### [Supplied data]
------------------------------------

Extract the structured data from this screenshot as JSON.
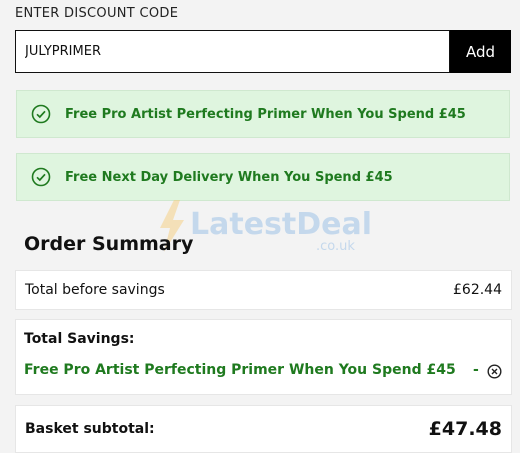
{
  "discount": {
    "label": "ENTER DISCOUNT CODE",
    "code_value": "JULYPRIMER",
    "add_label": "Add"
  },
  "promos": [
    {
      "text": "Free Pro Artist Perfecting Primer When You Spend £45",
      "icon": "check-circle-icon"
    },
    {
      "text": "Free Next Day Delivery When You Spend £45",
      "icon": "check-circle-icon"
    }
  ],
  "watermark": {
    "brand": "LatestDeals",
    "suffix": ".co.uk"
  },
  "summary": {
    "title": "Order Summary",
    "total_before_label": "Total before savings",
    "total_before_value": "£62.44",
    "savings_label": "Total Savings:",
    "savings_item": "Free Pro Artist Perfecting Primer When You Spend £45",
    "savings_dash": "-",
    "subtotal_label": "Basket subtotal:",
    "subtotal_value": "£47.48"
  },
  "colors": {
    "promo_bg": "#dff5df",
    "promo_text": "#1f7a1f",
    "button_bg": "#000000"
  }
}
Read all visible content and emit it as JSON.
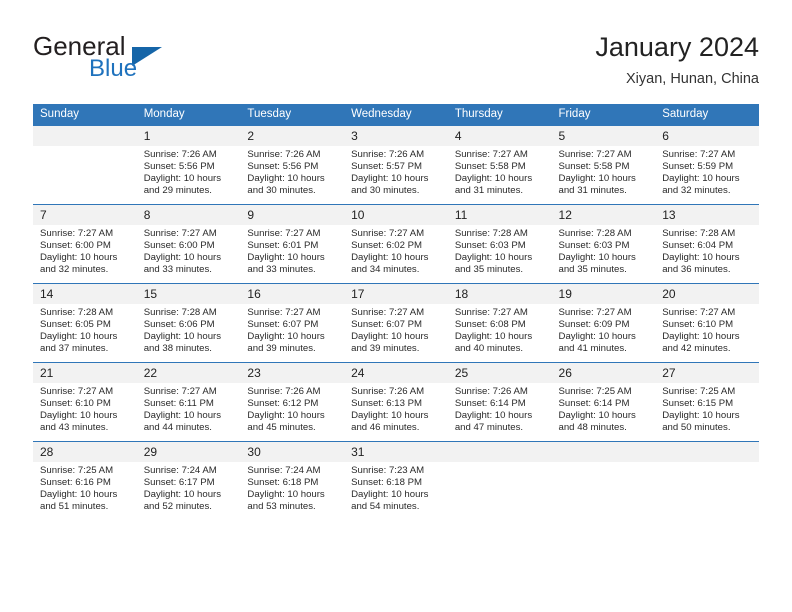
{
  "brand": {
    "name_part1": "General",
    "name_part2": "Blue",
    "triangle_icon": "triangle-logo-icon",
    "accent_color": "#1f72bd"
  },
  "header": {
    "title": "January 2024",
    "subtitle": "Xiyan, Hunan, China"
  },
  "theme": {
    "header_bar_color": "#3076b8",
    "daynum_band_color": "#f2f2f2",
    "text_color": "#2a2a2a"
  },
  "calendar": {
    "weekday_headers": [
      "Sunday",
      "Monday",
      "Tuesday",
      "Wednesday",
      "Thursday",
      "Friday",
      "Saturday"
    ],
    "weeks": [
      [
        {
          "day": "",
          "sunrise": "",
          "sunset": "",
          "daylight_line1": "",
          "daylight_line2": ""
        },
        {
          "day": "1",
          "sunrise": "Sunrise: 7:26 AM",
          "sunset": "Sunset: 5:56 PM",
          "daylight_line1": "Daylight: 10 hours",
          "daylight_line2": "and 29 minutes."
        },
        {
          "day": "2",
          "sunrise": "Sunrise: 7:26 AM",
          "sunset": "Sunset: 5:56 PM",
          "daylight_line1": "Daylight: 10 hours",
          "daylight_line2": "and 30 minutes."
        },
        {
          "day": "3",
          "sunrise": "Sunrise: 7:26 AM",
          "sunset": "Sunset: 5:57 PM",
          "daylight_line1": "Daylight: 10 hours",
          "daylight_line2": "and 30 minutes."
        },
        {
          "day": "4",
          "sunrise": "Sunrise: 7:27 AM",
          "sunset": "Sunset: 5:58 PM",
          "daylight_line1": "Daylight: 10 hours",
          "daylight_line2": "and 31 minutes."
        },
        {
          "day": "5",
          "sunrise": "Sunrise: 7:27 AM",
          "sunset": "Sunset: 5:58 PM",
          "daylight_line1": "Daylight: 10 hours",
          "daylight_line2": "and 31 minutes."
        },
        {
          "day": "6",
          "sunrise": "Sunrise: 7:27 AM",
          "sunset": "Sunset: 5:59 PM",
          "daylight_line1": "Daylight: 10 hours",
          "daylight_line2": "and 32 minutes."
        }
      ],
      [
        {
          "day": "7",
          "sunrise": "Sunrise: 7:27 AM",
          "sunset": "Sunset: 6:00 PM",
          "daylight_line1": "Daylight: 10 hours",
          "daylight_line2": "and 32 minutes."
        },
        {
          "day": "8",
          "sunrise": "Sunrise: 7:27 AM",
          "sunset": "Sunset: 6:00 PM",
          "daylight_line1": "Daylight: 10 hours",
          "daylight_line2": "and 33 minutes."
        },
        {
          "day": "9",
          "sunrise": "Sunrise: 7:27 AM",
          "sunset": "Sunset: 6:01 PM",
          "daylight_line1": "Daylight: 10 hours",
          "daylight_line2": "and 33 minutes."
        },
        {
          "day": "10",
          "sunrise": "Sunrise: 7:27 AM",
          "sunset": "Sunset: 6:02 PM",
          "daylight_line1": "Daylight: 10 hours",
          "daylight_line2": "and 34 minutes."
        },
        {
          "day": "11",
          "sunrise": "Sunrise: 7:28 AM",
          "sunset": "Sunset: 6:03 PM",
          "daylight_line1": "Daylight: 10 hours",
          "daylight_line2": "and 35 minutes."
        },
        {
          "day": "12",
          "sunrise": "Sunrise: 7:28 AM",
          "sunset": "Sunset: 6:03 PM",
          "daylight_line1": "Daylight: 10 hours",
          "daylight_line2": "and 35 minutes."
        },
        {
          "day": "13",
          "sunrise": "Sunrise: 7:28 AM",
          "sunset": "Sunset: 6:04 PM",
          "daylight_line1": "Daylight: 10 hours",
          "daylight_line2": "and 36 minutes."
        }
      ],
      [
        {
          "day": "14",
          "sunrise": "Sunrise: 7:28 AM",
          "sunset": "Sunset: 6:05 PM",
          "daylight_line1": "Daylight: 10 hours",
          "daylight_line2": "and 37 minutes."
        },
        {
          "day": "15",
          "sunrise": "Sunrise: 7:28 AM",
          "sunset": "Sunset: 6:06 PM",
          "daylight_line1": "Daylight: 10 hours",
          "daylight_line2": "and 38 minutes."
        },
        {
          "day": "16",
          "sunrise": "Sunrise: 7:27 AM",
          "sunset": "Sunset: 6:07 PM",
          "daylight_line1": "Daylight: 10 hours",
          "daylight_line2": "and 39 minutes."
        },
        {
          "day": "17",
          "sunrise": "Sunrise: 7:27 AM",
          "sunset": "Sunset: 6:07 PM",
          "daylight_line1": "Daylight: 10 hours",
          "daylight_line2": "and 39 minutes."
        },
        {
          "day": "18",
          "sunrise": "Sunrise: 7:27 AM",
          "sunset": "Sunset: 6:08 PM",
          "daylight_line1": "Daylight: 10 hours",
          "daylight_line2": "and 40 minutes."
        },
        {
          "day": "19",
          "sunrise": "Sunrise: 7:27 AM",
          "sunset": "Sunset: 6:09 PM",
          "daylight_line1": "Daylight: 10 hours",
          "daylight_line2": "and 41 minutes."
        },
        {
          "day": "20",
          "sunrise": "Sunrise: 7:27 AM",
          "sunset": "Sunset: 6:10 PM",
          "daylight_line1": "Daylight: 10 hours",
          "daylight_line2": "and 42 minutes."
        }
      ],
      [
        {
          "day": "21",
          "sunrise": "Sunrise: 7:27 AM",
          "sunset": "Sunset: 6:10 PM",
          "daylight_line1": "Daylight: 10 hours",
          "daylight_line2": "and 43 minutes."
        },
        {
          "day": "22",
          "sunrise": "Sunrise: 7:27 AM",
          "sunset": "Sunset: 6:11 PM",
          "daylight_line1": "Daylight: 10 hours",
          "daylight_line2": "and 44 minutes."
        },
        {
          "day": "23",
          "sunrise": "Sunrise: 7:26 AM",
          "sunset": "Sunset: 6:12 PM",
          "daylight_line1": "Daylight: 10 hours",
          "daylight_line2": "and 45 minutes."
        },
        {
          "day": "24",
          "sunrise": "Sunrise: 7:26 AM",
          "sunset": "Sunset: 6:13 PM",
          "daylight_line1": "Daylight: 10 hours",
          "daylight_line2": "and 46 minutes."
        },
        {
          "day": "25",
          "sunrise": "Sunrise: 7:26 AM",
          "sunset": "Sunset: 6:14 PM",
          "daylight_line1": "Daylight: 10 hours",
          "daylight_line2": "and 47 minutes."
        },
        {
          "day": "26",
          "sunrise": "Sunrise: 7:25 AM",
          "sunset": "Sunset: 6:14 PM",
          "daylight_line1": "Daylight: 10 hours",
          "daylight_line2": "and 48 minutes."
        },
        {
          "day": "27",
          "sunrise": "Sunrise: 7:25 AM",
          "sunset": "Sunset: 6:15 PM",
          "daylight_line1": "Daylight: 10 hours",
          "daylight_line2": "and 50 minutes."
        }
      ],
      [
        {
          "day": "28",
          "sunrise": "Sunrise: 7:25 AM",
          "sunset": "Sunset: 6:16 PM",
          "daylight_line1": "Daylight: 10 hours",
          "daylight_line2": "and 51 minutes."
        },
        {
          "day": "29",
          "sunrise": "Sunrise: 7:24 AM",
          "sunset": "Sunset: 6:17 PM",
          "daylight_line1": "Daylight: 10 hours",
          "daylight_line2": "and 52 minutes."
        },
        {
          "day": "30",
          "sunrise": "Sunrise: 7:24 AM",
          "sunset": "Sunset: 6:18 PM",
          "daylight_line1": "Daylight: 10 hours",
          "daylight_line2": "and 53 minutes."
        },
        {
          "day": "31",
          "sunrise": "Sunrise: 7:23 AM",
          "sunset": "Sunset: 6:18 PM",
          "daylight_line1": "Daylight: 10 hours",
          "daylight_line2": "and 54 minutes."
        },
        {
          "day": "",
          "sunrise": "",
          "sunset": "",
          "daylight_line1": "",
          "daylight_line2": ""
        },
        {
          "day": "",
          "sunrise": "",
          "sunset": "",
          "daylight_line1": "",
          "daylight_line2": ""
        },
        {
          "day": "",
          "sunrise": "",
          "sunset": "",
          "daylight_line1": "",
          "daylight_line2": ""
        }
      ]
    ]
  }
}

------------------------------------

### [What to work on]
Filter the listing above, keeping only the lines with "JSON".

### [Result]
Extract the structured data from this screenshot as JSON.
Read all visible content and emit it as JSON.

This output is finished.